After my unsuccessful bid to become a wedding consultant (why cake is optional), I need to explore other post-career options. Retirement is just a few years away.
Fortunately, the Wall Street Journal covered something last weekend I never thought of, but for which I am clearly gifted.
Interior decorating. Or rather, undecorating. Apparently you can make money helping people achieve a more personal, lived-in look. So I’m going to be a “prop stylist.”
“Perfection is overrated,” says Christine Lemieux in her new book Undecorate: The No-Rules Approach to Interior Design According to the WSJ, “The premise here is cleverness over money, taste over expense, personality over hired expertise, idiosyncrasy over polish.”
Just tape a postcard to a mirror and you are good to go. How creative is that? My favorite example was leaving a bicycle helmet on an end table. On purpose. My wife will tell you I’ve been leaving stuff on the furniture for 35 years. This is a look I can pull off.
Blogs like Apartment Therapy and Design Sponge now celebrate the personal, accessible, informal look. Because in this economy, “you make interesting decisions that wouldn’t be made if money were not object—the imperfections, the real life demands are what inspires us,” says Lemieux.
So, if you are in need of inspiration, here are five ways to make your house look lived in. It’s just a teaser list. And it’s free. I’ll take your money when I write the book—Home is where your hat is: misplaced garments and the democratic impulse.
Have kids. Three or four of them. Have them, adopt them, rent them or borrow them.
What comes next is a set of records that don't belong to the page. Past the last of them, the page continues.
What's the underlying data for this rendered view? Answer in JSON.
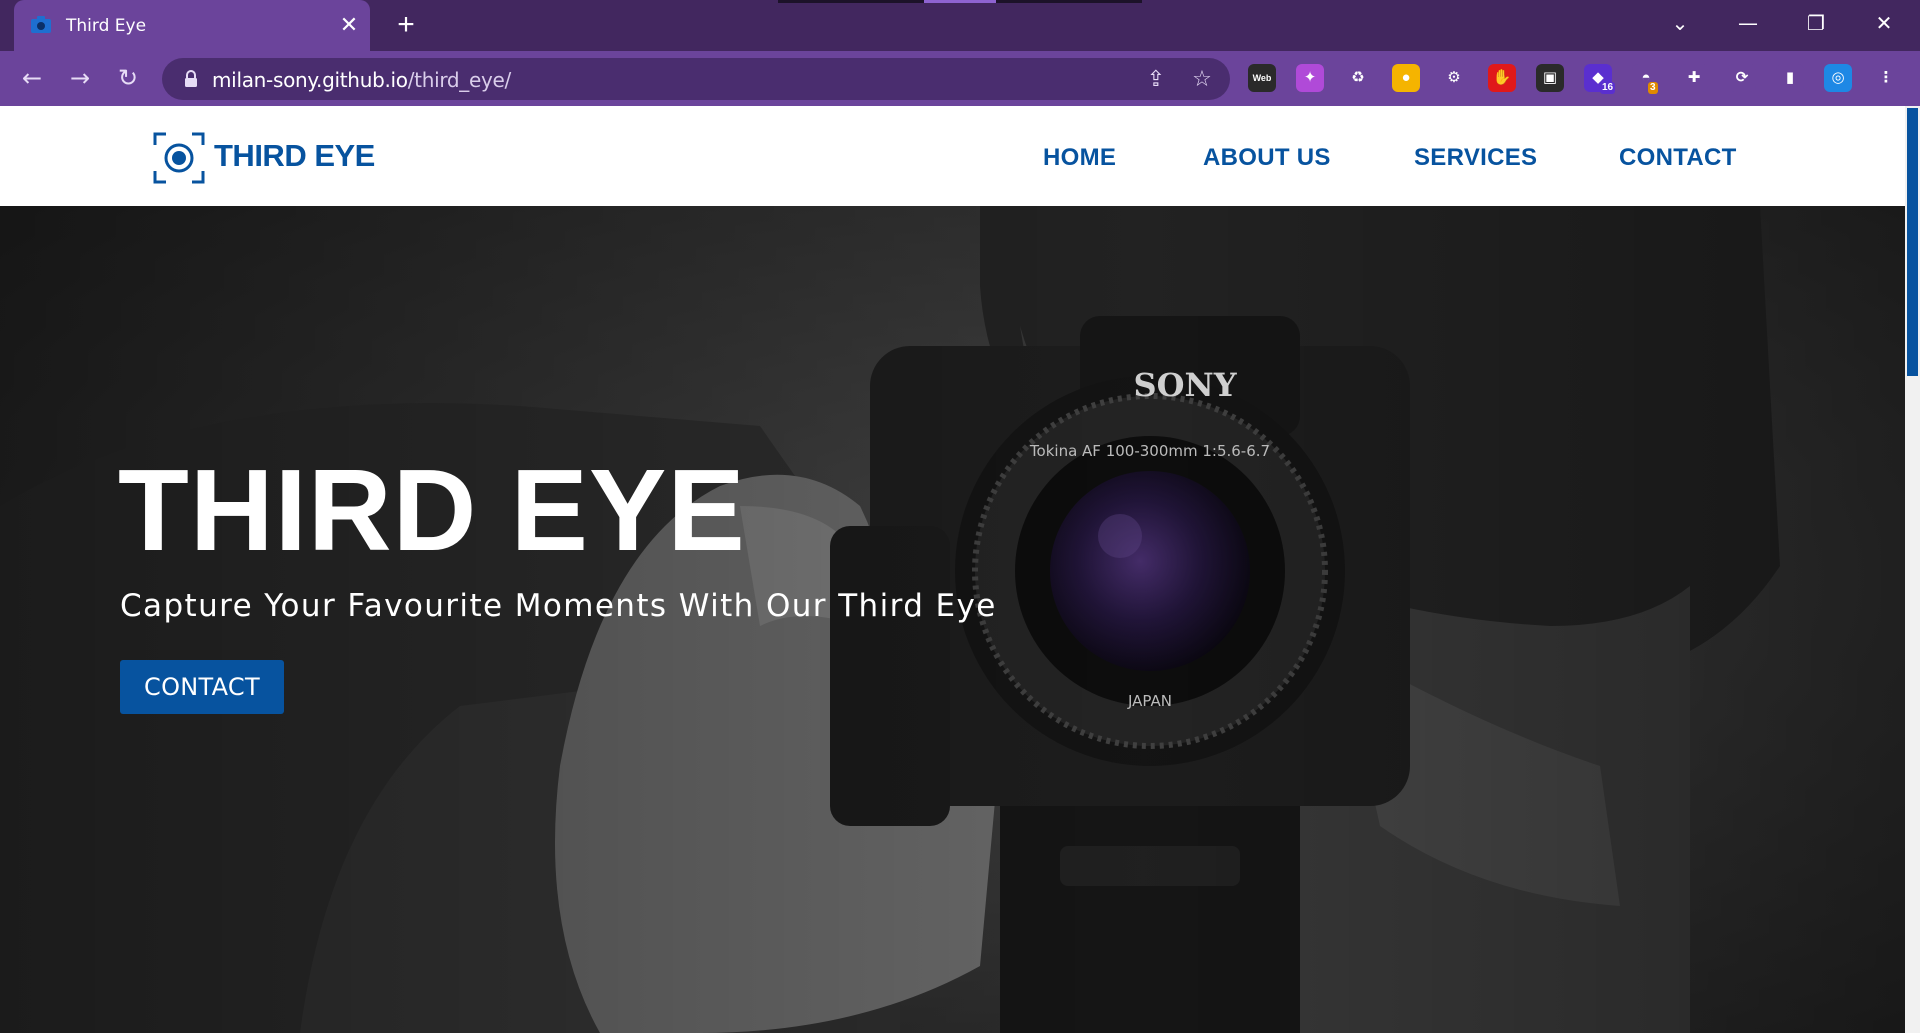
{
  "browser": {
    "tab_title": "Third Eye",
    "tab_close": "✕",
    "new_tab": "+",
    "url_host": "milan-sony.github.io",
    "url_path": "/third_eye/",
    "window_controls": {
      "minimize": "—",
      "restore": "❐",
      "close": "✕",
      "tab_search": "⌄"
    },
    "nav": {
      "back": "←",
      "forward": "→",
      "reload": "↻"
    },
    "omnibox_icons": {
      "share": "⇪",
      "bookmark": "☆"
    },
    "extensions": [
      {
        "name": "web-developer-extension-icon",
        "label": "Web",
        "color": "#2a2a2a"
      },
      {
        "name": "sparkle-extension-icon",
        "label": "✦",
        "color": "#b04ad8"
      },
      {
        "name": "recycle-extension-icon",
        "label": "♻",
        "color": "#6b449b"
      },
      {
        "name": "bulb-extension-icon",
        "label": "●",
        "color": "#f5b400"
      },
      {
        "name": "gear-extension-icon",
        "label": "⚙",
        "color": "#6b449b"
      },
      {
        "name": "stop-hand-extension-icon",
        "label": "✋",
        "color": "#e0191a"
      },
      {
        "name": "picture-in-picture-extension-icon",
        "label": "▣",
        "color": "#2a2a2a"
      },
      {
        "name": "gem-extension-icon",
        "label": "◆",
        "color": "#5a2fcf",
        "badge": "16"
      },
      {
        "name": "ufo-extension-icon",
        "label": "◓",
        "color": "#6b449b",
        "badge": "3"
      },
      {
        "name": "puzzle-extension-icon",
        "label": "✚",
        "color": "#6b449b"
      },
      {
        "name": "refresh-bolt-extension-icon",
        "label": "⟳",
        "color": "#6b449b"
      },
      {
        "name": "sidebar-extension-icon",
        "label": "▮",
        "color": "#6b449b"
      },
      {
        "name": "target-extension-icon",
        "label": "◎",
        "color": "#1e88e5"
      },
      {
        "name": "menu-kebab-icon",
        "label": "⋮",
        "color": "#6b449b"
      }
    ]
  },
  "site": {
    "brand": "THIRD EYE",
    "nav": [
      "HOME",
      "ABOUT US",
      "SERVICES",
      "CONTACT"
    ],
    "hero": {
      "title": "THIRD EYE",
      "subtitle": "Capture Your Favourite Moments With Our Third Eye",
      "button": "CONTACT"
    },
    "photo_text": {
      "camera_brand": "SONY",
      "lens_text": "Tokina AF 100-300mm 1:5.6-6.7",
      "lens_origin": "JAPAN"
    }
  },
  "colors": {
    "brand_blue": "#07539f",
    "tab_purple": "#6b449b",
    "tabbar_purple": "#42275f"
  }
}
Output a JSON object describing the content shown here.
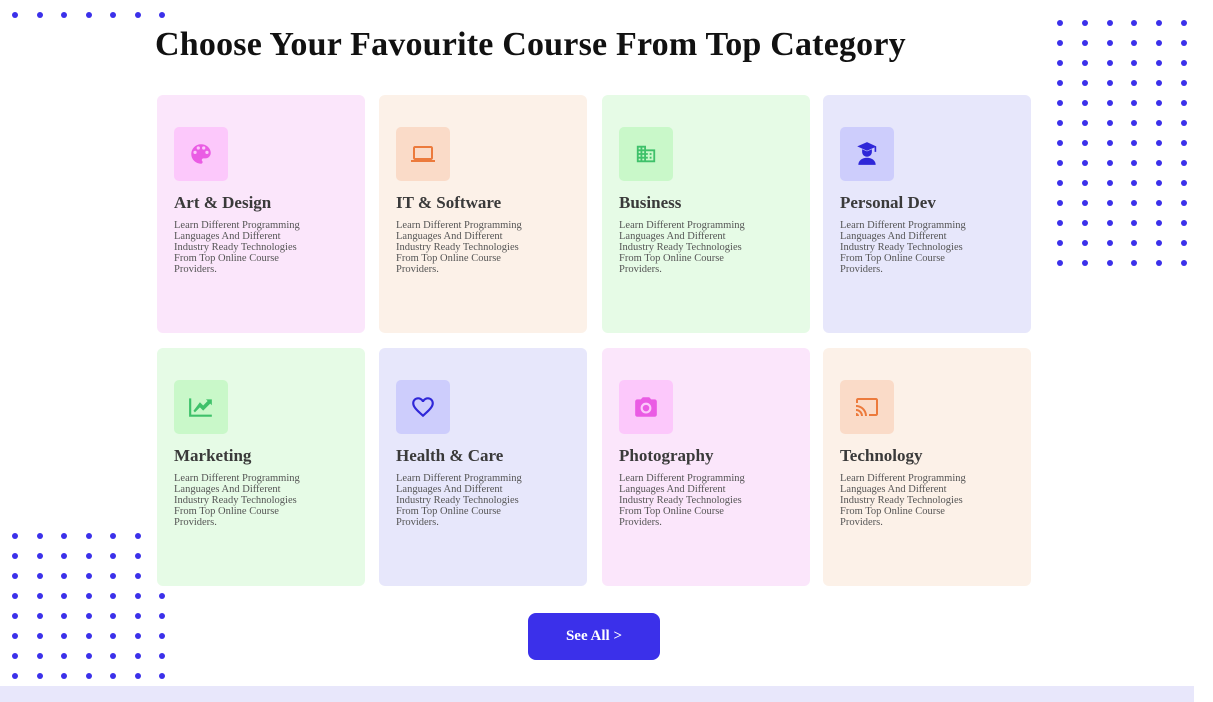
{
  "heading": "Choose Your Favourite Course From Top Category",
  "accent_color": "#3b30ea",
  "categories": [
    {
      "title": "Art & Design",
      "icon": "palette-icon",
      "desc": "Learn Different Programming Languages And Different Industry Ready Technologies From Top Online Course Providers.",
      "bg": "#fbe6fb",
      "icon_bg": "#fcc8fb",
      "icon_color": "#ea5ce4"
    },
    {
      "title": "IT & Software",
      "icon": "laptop-icon",
      "desc": "Learn Different Programming Languages And Different Industry Ready Technologies From Top Online Course Providers.",
      "bg": "#fcf1e8",
      "icon_bg": "#fadbc8",
      "icon_color": "#ec7a3c"
    },
    {
      "title": "Business",
      "icon": "building-icon",
      "desc": "Learn Different Programming Languages And Different Industry Ready Technologies From Top Online Course Providers.",
      "bg": "#e6fbe6",
      "icon_bg": "#c9f8c9",
      "icon_color": "#3fc16a"
    },
    {
      "title": "Personal Dev",
      "icon": "graduate-icon",
      "desc": "Learn Different Programming Languages And Different Industry Ready Technologies From Top Online Course Providers.",
      "bg": "#e7e7fb",
      "icon_bg": "#cdcdfc",
      "icon_color": "#2f27d8"
    },
    {
      "title": "Marketing",
      "icon": "trending-up-icon",
      "desc": "Learn Different Programming Languages And Different Industry Ready Technologies From Top Online Course Providers.",
      "bg": "#e6fbe6",
      "icon_bg": "#c9f8c9",
      "icon_color": "#3fc16a"
    },
    {
      "title": "Health & Care",
      "icon": "heart-icon",
      "desc": "Learn Different Programming Languages And Different Industry Ready Technologies From Top Online Course Providers.",
      "bg": "#e7e7fb",
      "icon_bg": "#cdcdfc",
      "icon_color": "#2f27d8"
    },
    {
      "title": "Photography",
      "icon": "camera-icon",
      "desc": "Learn Different Programming Languages And Different Industry Ready Technologies From Top Online Course Providers.",
      "bg": "#fbe6fb",
      "icon_bg": "#fcc8fb",
      "icon_color": "#ea5ce4"
    },
    {
      "title": "Technology",
      "icon": "cast-icon",
      "desc": "Learn Different Programming Languages And Different Industry Ready Technologies From Top Online Course Providers.",
      "bg": "#fcf1e8",
      "icon_bg": "#fadbc8",
      "icon_color": "#ec7a3c"
    }
  ],
  "see_all_label": "See All >"
}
Kids naturally know how to misplace stuff. Just set a table by the back door and they will build a monument to your artistic license.
Shop Ebay. One man’s kitsch is another man’s quirk. And quirky is good. What you need is a garden gnome in the yard, a vintage spoon rack in the kitchen, and a shadow box in the living room. Serious undecorating requires eclectic taste. Anything on Ebay that calls itself vintage or collectible will help.
Lose the tie. I don’t mean lose it as it don’t wear it. I mean lose it in the sense of, well, lose it. Nothing will be more rewarding or refreshing than when a visitor finds it under the guest room bed. It will dazzle and delight them, and they never need to know you bought it at Goodwill.
Splash the color. This is not just an exercise in nonchalance. So make sure the tie and the bicycle are bright, or deep, or pastel, or whatever color is in this year. You can find this out by walking through Target. But lots of friendly websites would be happy to inform your undecorating taste. (I understand honeysuckle is in this year.)
Embrace the chaos. In the end you must see your choices as more than a nod to disorder. It is not just decorating on the cheap. It is a philosophy of life. We are rejecting modernism, and the voices of our moms. Symmetry is sterile. We can finally color outside the lines. And in fact we must. We can carry this outside our homes. The lines in the parking lot are not for us. We can park our SUV’s wherever we like. Perfection is not just overrated. It is oppressive.
There is a slideshow of artfully disheveled homes over at the Journal. But you will quickly see that these undecorators have not fully freed themselves from the bondage of the bourgeoisie
Your comments and photos are welcome below.
My recent paean to messiness was only a beginning.
A movement is born.